Dixie and Percy are well loved characters in the Chaos household and in this, the fourth book of the series, the daring duo set off for a fun camping trip. Sadly anything that could go wrong appears to go wrong, and they end up escaping from a soaking wet tent and a grumpy farmer to a spooky old house where a friendly old lady offers them a bed for the night… This is a proper old-fashioned ghost story, with a familiar spooky twist for adults but a great introduction to the style for young children. As ever Shirley Hughes writing and Clara Vulliamy’s illustrations are a delight and the pages are also packed with maps, interviews and a quiz. Perfect as a read aloud, an early reader for confident youngsters, a tempting read for reluctant readers, and a joy for any age. Comfortably spooky, with a very friendly ghost.
8+: Once Upon A Zombie Book One The Colour Of Fear: Billy Phillips & Jenny Nissenson (Toon Studio Publishing, 2015)
Zombie Princesses. Zombie. Princesses. I don’t think I need to write any more to sell this! Once Upon a Zombie is a line of dolls, in the vein of Ever After High / Monster High, but also in the vein of Ever After High, the novel shows well realised characters and an interesting alternate world concept. Being able to travel to fairytale worlds via their writers’ graves is a new concept, and gives the potential of truly global appeal. This particular story starts in London, with two American sisters, and stories of chickpeas appearing in graveyards around the world… The start drags a little if you’re a 6yo (younger than the recommended 8+) so I summarised when reading aloud and DG (6) really liked the concept even though the writing style of the book was too old for her. There are some fun creepy videos on YouTube to promote the book, and the dolls are also available. Will appeal to children who love their fairy tales with a darker twist.

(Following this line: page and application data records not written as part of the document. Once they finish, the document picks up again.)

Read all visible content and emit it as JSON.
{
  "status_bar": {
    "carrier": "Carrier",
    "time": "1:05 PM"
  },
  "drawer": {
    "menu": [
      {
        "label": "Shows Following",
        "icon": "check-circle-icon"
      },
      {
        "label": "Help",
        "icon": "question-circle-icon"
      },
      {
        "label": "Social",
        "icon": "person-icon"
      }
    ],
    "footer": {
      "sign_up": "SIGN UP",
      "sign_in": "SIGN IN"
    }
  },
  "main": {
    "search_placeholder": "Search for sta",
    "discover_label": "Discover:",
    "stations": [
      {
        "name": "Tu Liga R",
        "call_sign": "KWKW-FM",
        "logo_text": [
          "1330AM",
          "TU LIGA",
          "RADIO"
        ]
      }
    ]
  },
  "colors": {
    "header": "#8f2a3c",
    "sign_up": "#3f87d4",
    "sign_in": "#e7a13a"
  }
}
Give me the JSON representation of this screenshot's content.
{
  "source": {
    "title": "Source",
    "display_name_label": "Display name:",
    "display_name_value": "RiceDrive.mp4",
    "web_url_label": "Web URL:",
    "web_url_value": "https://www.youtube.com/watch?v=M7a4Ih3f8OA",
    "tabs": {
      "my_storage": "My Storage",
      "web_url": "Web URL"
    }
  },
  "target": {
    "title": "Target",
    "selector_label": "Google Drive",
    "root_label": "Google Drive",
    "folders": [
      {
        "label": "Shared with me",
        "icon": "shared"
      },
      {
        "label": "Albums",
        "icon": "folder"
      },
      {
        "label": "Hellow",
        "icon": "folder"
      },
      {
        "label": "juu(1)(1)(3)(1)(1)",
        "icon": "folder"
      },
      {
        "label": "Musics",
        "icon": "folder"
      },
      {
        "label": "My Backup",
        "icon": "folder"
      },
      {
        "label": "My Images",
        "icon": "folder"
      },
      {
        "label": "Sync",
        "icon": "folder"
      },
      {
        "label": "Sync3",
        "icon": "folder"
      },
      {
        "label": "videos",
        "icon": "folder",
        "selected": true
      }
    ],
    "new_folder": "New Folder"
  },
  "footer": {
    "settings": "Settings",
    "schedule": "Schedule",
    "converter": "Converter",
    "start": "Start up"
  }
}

10+: The Graveyard Book: Neil Gaiman & Chris Riddell (Bloomsbury Children’s Books, 2008)
I’ve not read this for years (when it was published in 2008), but I couldn’t exclude it from a list of spooky books. The Graveyard Book is the tale of Bod, a boy raised by ghosts, and the ghosts who raise him, and the man Jack who means to find him and finish his job of killing Bod’s whole family. It starts with a knife, and Neil Gaiman is not one to shy from the creepy for children. It’s suitable for any age that can read, but some parents might find it a little scary. For me, anything written by Neil Gaiman is worth reading, and this is one of his best, and Chris Riddell is a master (again, some parents might find the illustrations a bit scary!) A book I’d put on every child’s bookshelf.
10+: The Tragickall History of Henry Fowst: Griselda Heppel (Matador Books, 2015)
With a mix of history, modern day, spooky school buildings, secret hiding places, supernatural goings on, and a tie-in to Ante’s Inferno (although each stand alone), The Tragickall History of Henry Fowst is an absorbing read. Skipping between past and present leaves you needing more of each story, and wondering how they combine. I’m glad there was redemption available and the novel shows how it is possible to change from bad choices, even when things seem helpless. Griselda’s writing is full of tiny observations that add up to a believable world. Full review here.
Disclosure: Some books received as review copies, others own copies.